§ **Task description**:
Although the entries contain pictures, copy only their text, exactly as written.

§ **Records shown**:
++++
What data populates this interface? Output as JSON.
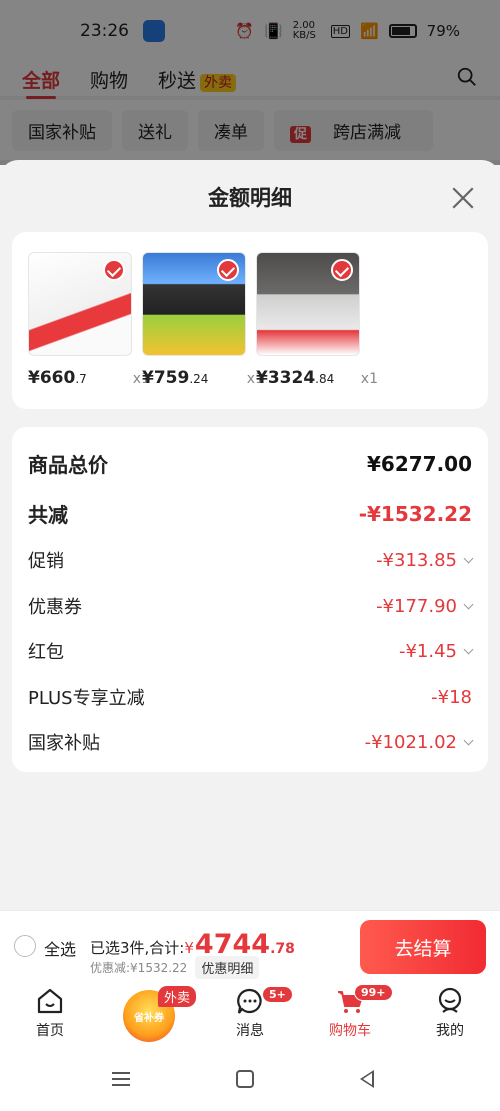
{
  "status_bar": {
    "time": "23:26",
    "network_speed": "2.00 KB/S",
    "battery": "79%"
  },
  "top_nav": {
    "tabs": [
      "全部",
      "购物",
      "秒送"
    ],
    "tag": "外卖"
  },
  "chips": [
    "国家补贴",
    "送礼",
    "凑单",
    "跨店满减"
  ],
  "chip_promo_icon": "促",
  "sheet": {
    "title": "金额明细",
    "products": [
      {
        "price_int": "¥660",
        "price_dec": ".7",
        "qty": "x1"
      },
      {
        "price_int": "¥759",
        "price_dec": ".24",
        "qty": "x1"
      },
      {
        "price_int": "¥3324",
        "price_dec": ".84",
        "qty": "x1"
      }
    ],
    "details": {
      "total_label": "商品总价",
      "total_value": "¥6277.00",
      "reduce_label": "共减",
      "reduce_value": "-¥1532.22",
      "promo_label": "促销",
      "promo_value": "-¥313.85",
      "coupon_label": "优惠券",
      "coupon_value": "-¥177.90",
      "redpack_label": "红包",
      "redpack_value": "-¥1.45",
      "plus_label": "PLUS专享立减",
      "plus_value": "-¥18",
      "subsidy_label": "国家补贴",
      "subsidy_value": "-¥1021.02"
    }
  },
  "checkout": {
    "select_all": "全选",
    "selected_text": "已选3件,合计:",
    "currency": "¥",
    "total_int": "4744",
    "total_dec": ".78",
    "discount_text": "优惠减:¥1532.22",
    "detail_btn": "优惠明细",
    "pay_btn": "去结算"
  },
  "tabbar": {
    "home": "首页",
    "center_badge": "外卖",
    "center_label": "省补券",
    "messages": "消息",
    "messages_badge": "5+",
    "cart": "购物车",
    "cart_badge": "99+",
    "me": "我的"
  },
  "colors": {
    "accent": "#e4393c",
    "background": "#f2f2f2"
  }
}
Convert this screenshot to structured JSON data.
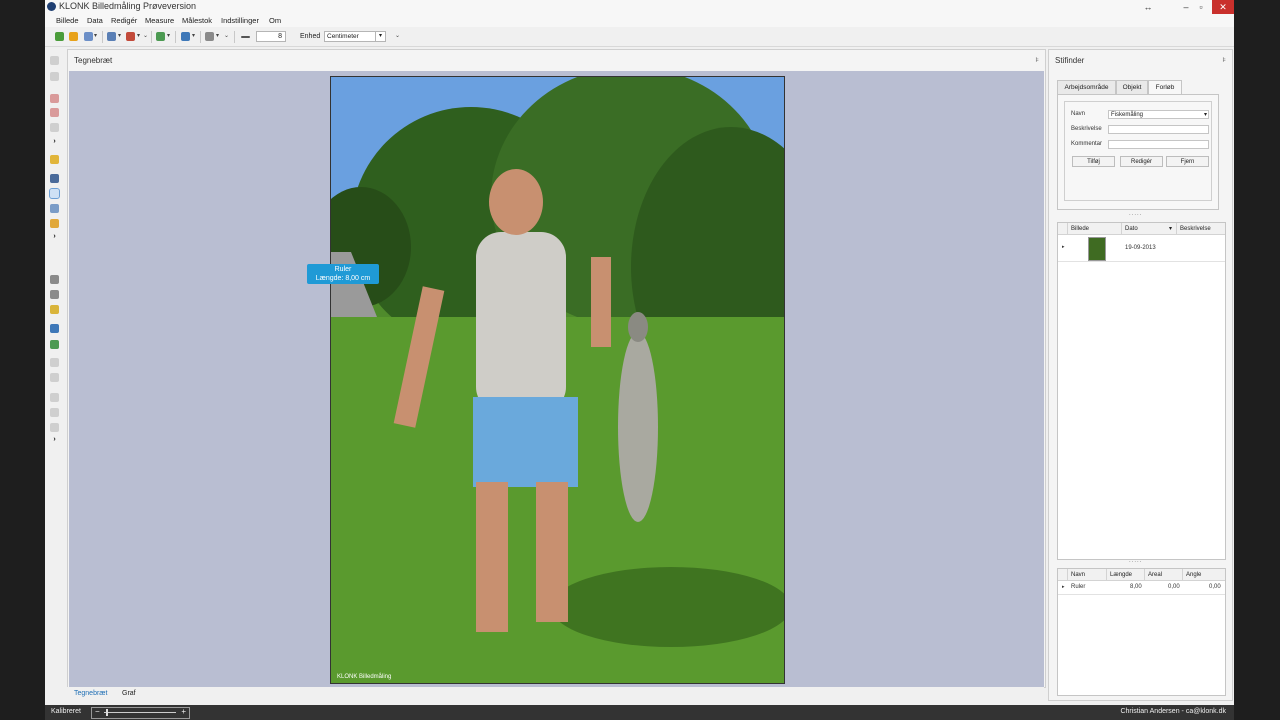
{
  "window": {
    "title": "KLONK Billedmåling Prøveversion"
  },
  "menu": [
    "Billede",
    "Data",
    "Redigér",
    "Measure",
    "Målestok",
    "Indstillinger",
    "Om"
  ],
  "toolbar": {
    "value": "8",
    "unit_label": "Enhed",
    "unit_value": "Centimeter"
  },
  "canvas_panel": {
    "title": "Tegnebræt",
    "watermark": "KLONK Billedmåling"
  },
  "measurement_label": {
    "line1": "Ruler",
    "line2": "Længde: 8,00 cm"
  },
  "bottom_tabs": [
    "Tegnebræt",
    "Graf"
  ],
  "right_panel": {
    "title": "Stifinder",
    "tabs": [
      "Arbejdsområde",
      "Objekt",
      "Forløb"
    ],
    "active_tab": "Forløb",
    "form": {
      "navn_label": "Navn",
      "navn_value": "Fiskemåling",
      "beskrivelse_label": "Beskrivelse",
      "kommentar_label": "Kommentar",
      "buttons": [
        "Tilføj",
        "Redigér",
        "Fjern"
      ]
    },
    "grid1": {
      "headers": [
        "Billede",
        "Dato",
        "Beskrivelse"
      ],
      "rows": [
        {
          "date": "19-09-2013",
          "description": ""
        }
      ]
    },
    "grid2": {
      "headers": [
        "Navn",
        "Længde",
        "Areal",
        "Angle"
      ],
      "rows": [
        {
          "navn": "Ruler",
          "laengde": "8,00",
          "areal": "0,00",
          "angle": "0,00"
        }
      ]
    },
    "splitter": "....."
  },
  "statusbar": {
    "left": "Kalibreret",
    "right": "Christian Andersen - ca@klonk.dk"
  }
}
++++
§ **Response box**:
What data populates this interface? Output as JSON.
{
  "status_bar": {
    "time": "23:26",
    "network_speed": "2.00 KB/S",
    "battery": "79%"
  },
  "top_nav": {
    "tabs": [
      "全部",
      "购物",
      "秒送"
    ],
    "tag": "外卖"
  },
  "chips": [
    "国家补贴",
    "送礼",
    "凑单",
    "跨店满减"
  ],
  "chip_promo_icon": "促",
  "sheet": {
    "title": "金额明细",
    "products": [
      {
        "price_int": "¥660",
        "price_dec": ".7",
        "qty": "x1"
      },
      {
        "price_int": "¥759",
        "price_dec": ".24",
        "qty": "x1"
      },
      {
        "price_int": "¥3324",
        "price_dec": ".84",
        "qty": "x1"
      }
    ],
    "details": {
      "total_label": "商品总价",
      "total_value": "¥6277.00",
      "reduce_label": "共减",
      "reduce_value": "-¥1532.22",
      "promo_label": "促销",
      "promo_value": "-¥313.85",
      "coupon_label": "优惠券",
      "coupon_value": "-¥177.90",
      "redpack_label": "红包",
      "redpack_value": "-¥1.45",
      "plus_label": "PLUS专享立减",
      "plus_value": "-¥18",
      "subsidy_label": "国家补贴",
      "subsidy_value": "-¥1021.02"
    }
  },
  "checkout": {
    "select_all": "全选",
    "selected_text": "已选3件,合计:",
    "currency": "¥",
    "total_int": "4744",
    "total_dec": ".78",
    "discount_text": "优惠减:¥1532.22",
    "detail_btn": "优惠明细",
    "pay_btn": "去结算"
  },
  "tabbar": {
    "home": "首页",
    "center_badge": "外卖",
    "center_label": "省补券",
    "messages": "消息",
    "messages_badge": "5+",
    "cart": "购物车",
    "cart_badge": "99+",
    "me": "我的"
  },
  "colors": {
    "accent": "#e4393c",
    "background": "#f2f2f2"
  }
}
Convert this screenshot to structured JSON data.
{
  "window": {
    "title": "KLONK Billedmåling Prøveversion"
  },
  "menu": [
    "Billede",
    "Data",
    "Redigér",
    "Measure",
    "Målestok",
    "Indstillinger",
    "Om"
  ],
  "toolbar": {
    "value": "8",
    "unit_label": "Enhed",
    "unit_value": "Centimeter"
  },
  "canvas_panel": {
    "title": "Tegnebræt",
    "watermark": "KLONK Billedmåling"
  },
  "measurement_label": {
    "line1": "Ruler",
    "line2": "Længde: 8,00 cm"
  },
  "bottom_tabs": [
    "Tegnebræt",
    "Graf"
  ],
  "right_panel": {
    "title": "Stifinder",
    "tabs": [
      "Arbejdsområde",
      "Objekt",
      "Forløb"
    ],
    "active_tab": "Forløb",
    "form": {
      "navn_label": "Navn",
      "navn_value": "Fiskemåling",
      "beskrivelse_label": "Beskrivelse",
      "kommentar_label": "Kommentar",
      "buttons": [
        "Tilføj",
        "Redigér",
        "Fjern"
      ]
    },
    "grid1": {
      "headers": [
        "Billede",
        "Dato",
        "Beskrivelse"
      ],
      "rows": [
        {
          "date": "19-09-2013",
          "description": ""
        }
      ]
    },
    "grid2": {
      "headers": [
        "Navn",
        "Længde",
        "Areal",
        "Angle"
      ],
      "rows": [
        {
          "navn": "Ruler",
          "laengde": "8,00",
          "areal": "0,00",
          "angle": "0,00"
        }
      ]
    },
    "splitter": "....."
  },
  "statusbar": {
    "left": "Kalibreret",
    "right": "Christian Andersen - ca@klonk.dk"
  }
}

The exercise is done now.